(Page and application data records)
══════════════════════════════

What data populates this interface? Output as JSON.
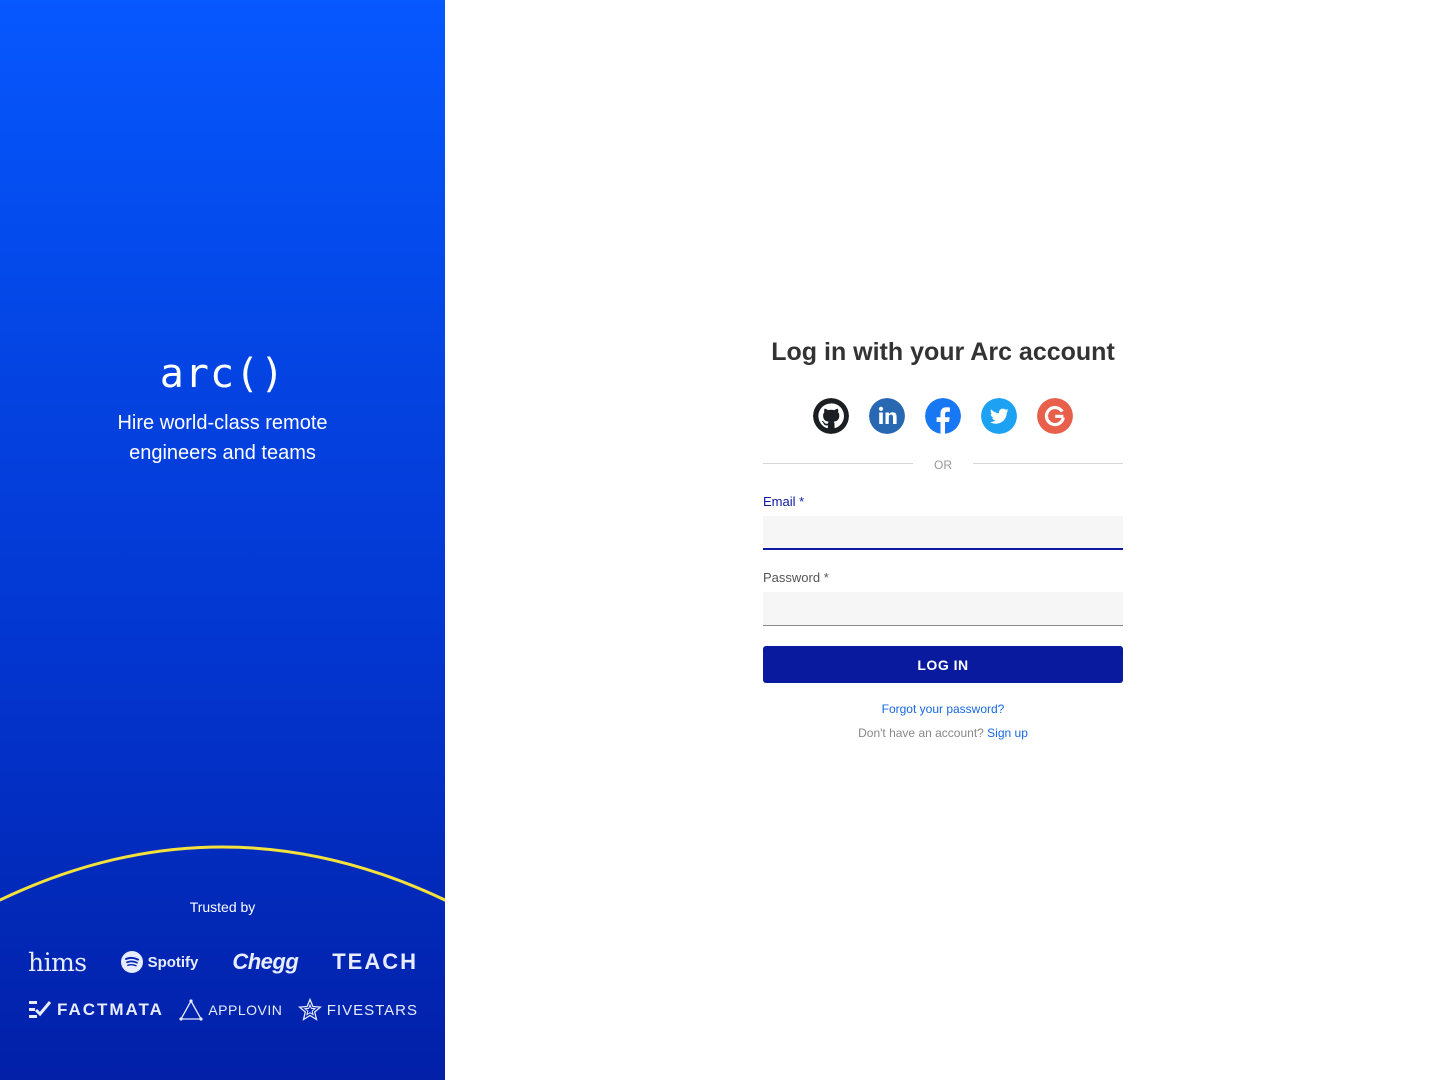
{
  "brand": {
    "logo": "arc()",
    "tagline": "Hire world-class remote engineers and teams",
    "trusted_label": "Trusted by",
    "clients_row1": [
      "hims",
      "Spotify",
      "Chegg",
      "TEACH"
    ],
    "clients_row2": [
      "FACTMATA",
      "APPLOVIN",
      "FIVESTARS"
    ]
  },
  "form": {
    "title": "Log in with your Arc account",
    "social": [
      "github-icon",
      "linkedin-icon",
      "facebook-icon",
      "twitter-icon",
      "google-icon"
    ],
    "divider": "OR",
    "email_label": "Email *",
    "email_value": "",
    "password_label": "Password *",
    "password_value": "",
    "login_button": "LOG IN",
    "forgot_link": "Forgot your password?",
    "no_account": "Don't have an account?",
    "signup_link": "Sign up"
  },
  "colors": {
    "panel_top": "#0658ff",
    "panel_bottom": "#0220a8",
    "arc_line": "#f4e13c",
    "primary": "#0a1a9e",
    "link": "#1668e3"
  }
}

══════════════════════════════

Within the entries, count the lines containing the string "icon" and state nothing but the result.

5